%%

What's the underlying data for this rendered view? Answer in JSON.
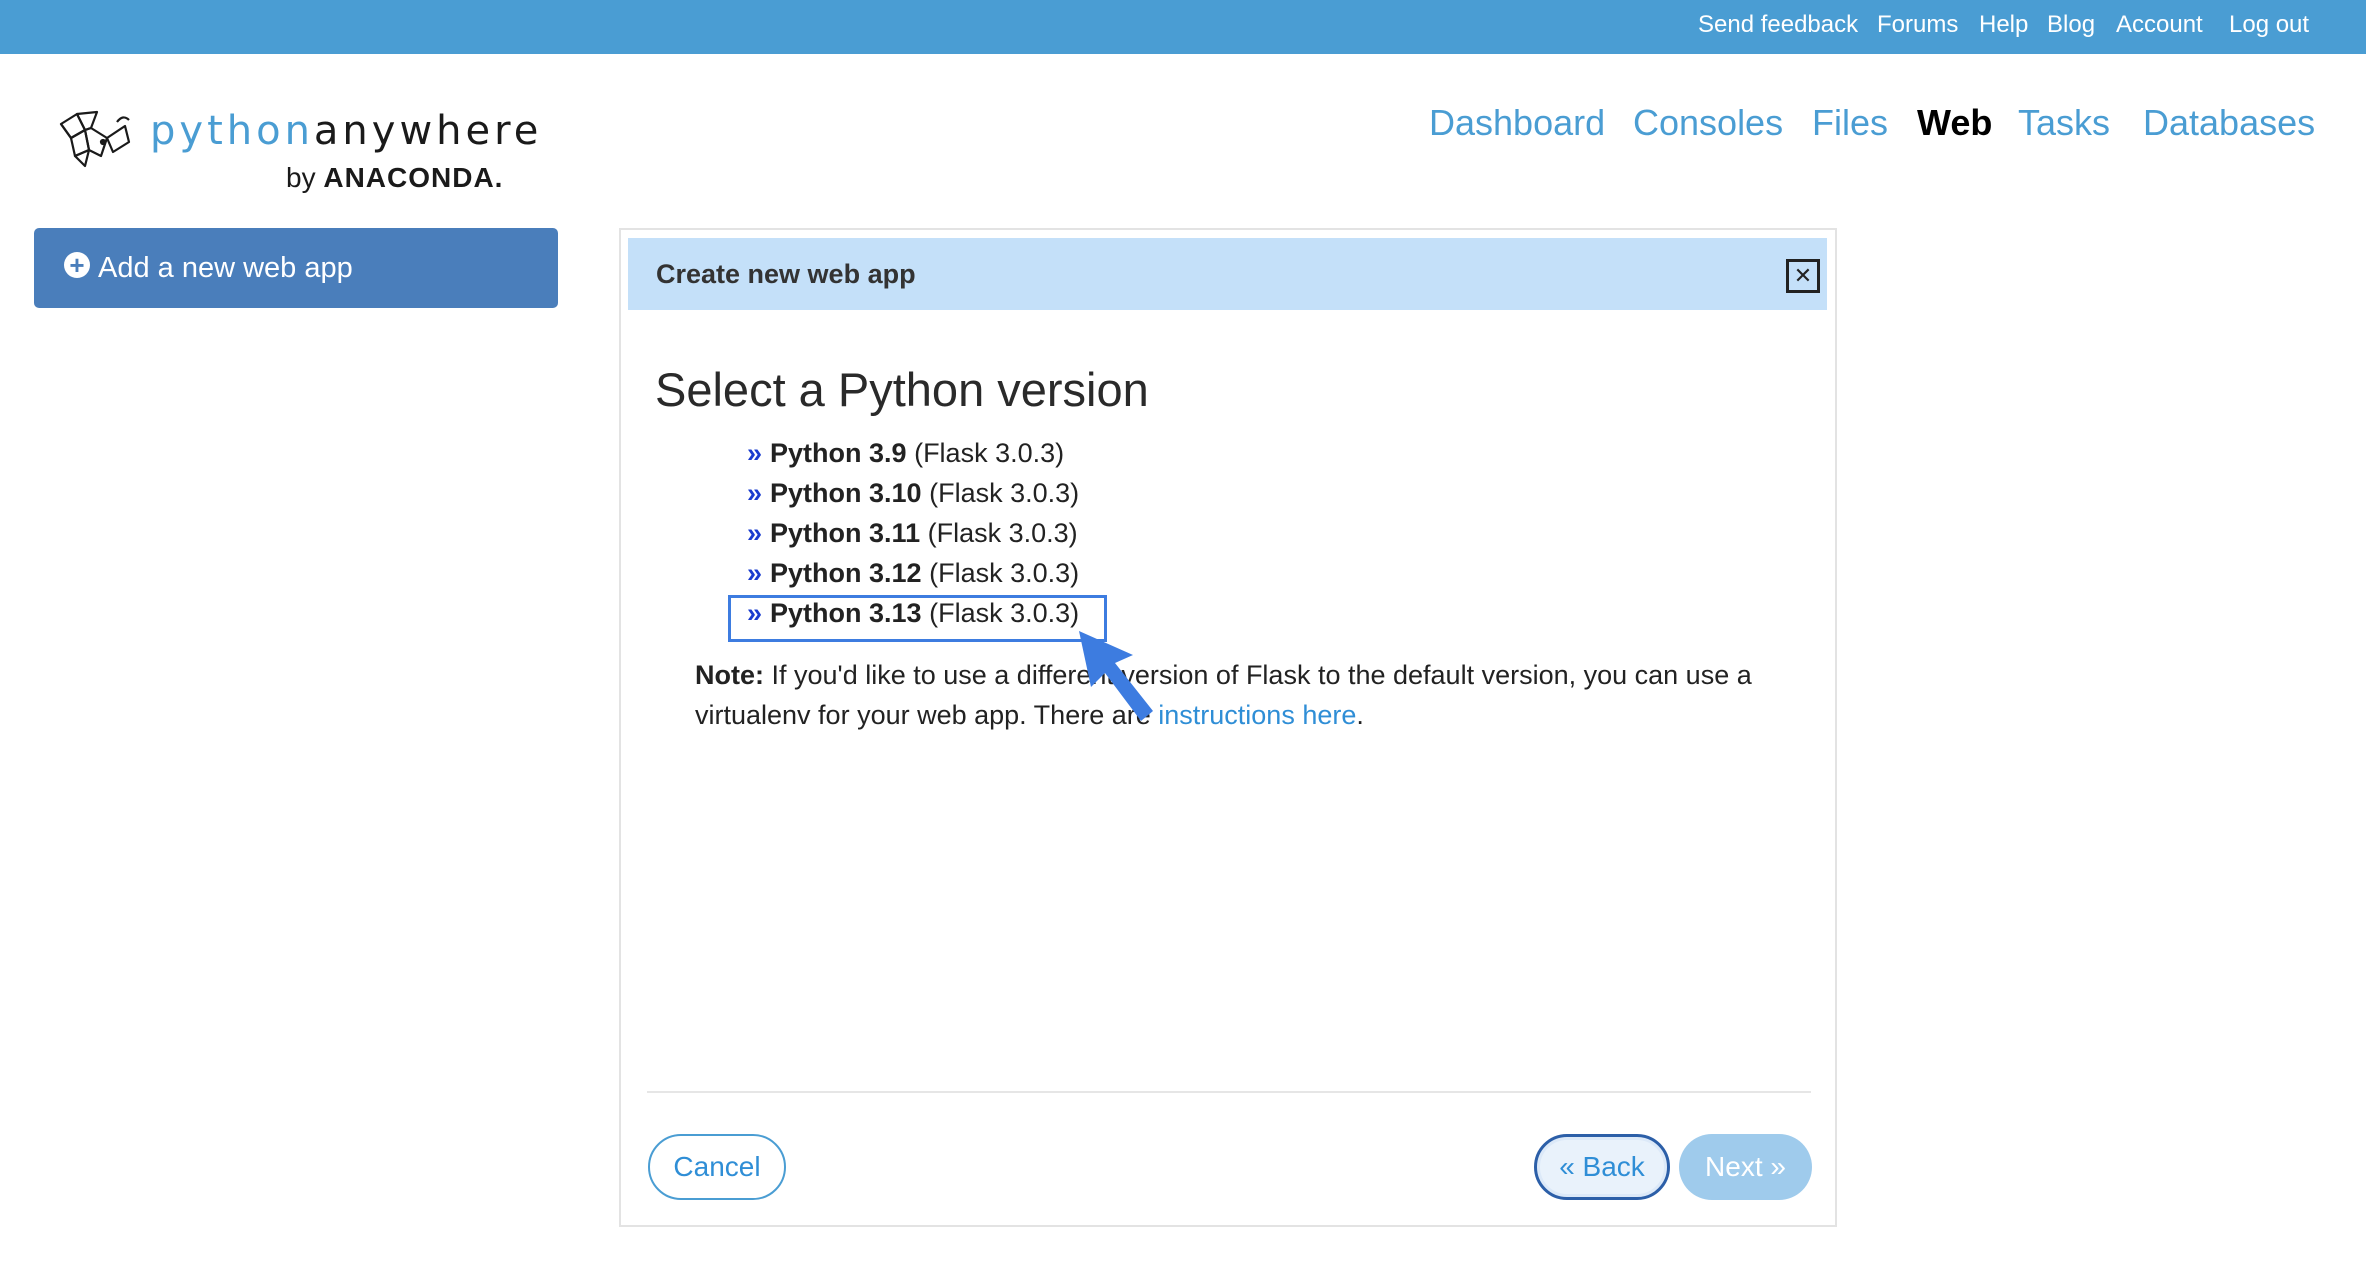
{
  "topbar": {
    "links": [
      "Send feedback",
      "Forums",
      "Help",
      "Blog",
      "Account",
      "Log out"
    ]
  },
  "logo": {
    "word_part1": "python",
    "word_part2": "anywhere",
    "by": "by",
    "company": "ANACONDA."
  },
  "nav": {
    "items": [
      "Dashboard",
      "Consoles",
      "Files",
      "Web",
      "Tasks",
      "Databases"
    ],
    "active": "Web"
  },
  "sidebar": {
    "add_button_label": "Add a new web app"
  },
  "dialog": {
    "title": "Create new web app",
    "close_label": "Close",
    "section_title": "Select a Python version",
    "versions": [
      {
        "name": "Python 3.9",
        "framework": "(Flask 3.0.3)"
      },
      {
        "name": "Python 3.10",
        "framework": "(Flask 3.0.3)"
      },
      {
        "name": "Python 3.11",
        "framework": "(Flask 3.0.3)"
      },
      {
        "name": "Python 3.12",
        "framework": "(Flask 3.0.3)"
      },
      {
        "name": "Python 3.13",
        "framework": "(Flask 3.0.3)"
      }
    ],
    "highlighted_version": "Python 3.13",
    "note_label": "Note:",
    "note_text": "If you'd like to use a different version of Flask to the default version, you can use a virtualenv for your web app. There are",
    "note_link": "instructions here",
    "note_end": ".",
    "buttons": {
      "cancel": "Cancel",
      "back": "« Back",
      "next": "Next »"
    }
  },
  "colors": {
    "topbar": "#4a9dd3",
    "link": "#4a9dd3",
    "add_button": "#4a7ebb",
    "dialog_header": "#c4e0f9",
    "highlight": "#3d7ce0"
  }
}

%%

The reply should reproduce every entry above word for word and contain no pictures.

### Reply
What's the underlying data for this rendered view? Answer in JSON.
{
  "topbar": {
    "links": [
      "Send feedback",
      "Forums",
      "Help",
      "Blog",
      "Account",
      "Log out"
    ]
  },
  "logo": {
    "word_part1": "python",
    "word_part2": "anywhere",
    "by": "by",
    "company": "ANACONDA."
  },
  "nav": {
    "items": [
      "Dashboard",
      "Consoles",
      "Files",
      "Web",
      "Tasks",
      "Databases"
    ],
    "active": "Web"
  },
  "sidebar": {
    "add_button_label": "Add a new web app"
  },
  "dialog": {
    "title": "Create new web app",
    "close_label": "Close",
    "section_title": "Select a Python version",
    "versions": [
      {
        "name": "Python 3.9",
        "framework": "(Flask 3.0.3)"
      },
      {
        "name": "Python 3.10",
        "framework": "(Flask 3.0.3)"
      },
      {
        "name": "Python 3.11",
        "framework": "(Flask 3.0.3)"
      },
      {
        "name": "Python 3.12",
        "framework": "(Flask 3.0.3)"
      },
      {
        "name": "Python 3.13",
        "framework": "(Flask 3.0.3)"
      }
    ],
    "highlighted_version": "Python 3.13",
    "note_label": "Note:",
    "note_text": "If you'd like to use a different version of Flask to the default version, you can use a virtualenv for your web app. There are",
    "note_link": "instructions here",
    "note_end": ".",
    "buttons": {
      "cancel": "Cancel",
      "back": "« Back",
      "next": "Next »"
    }
  },
  "colors": {
    "topbar": "#4a9dd3",
    "link": "#4a9dd3",
    "add_button": "#4a7ebb",
    "dialog_header": "#c4e0f9",
    "highlight": "#3d7ce0"
  }
}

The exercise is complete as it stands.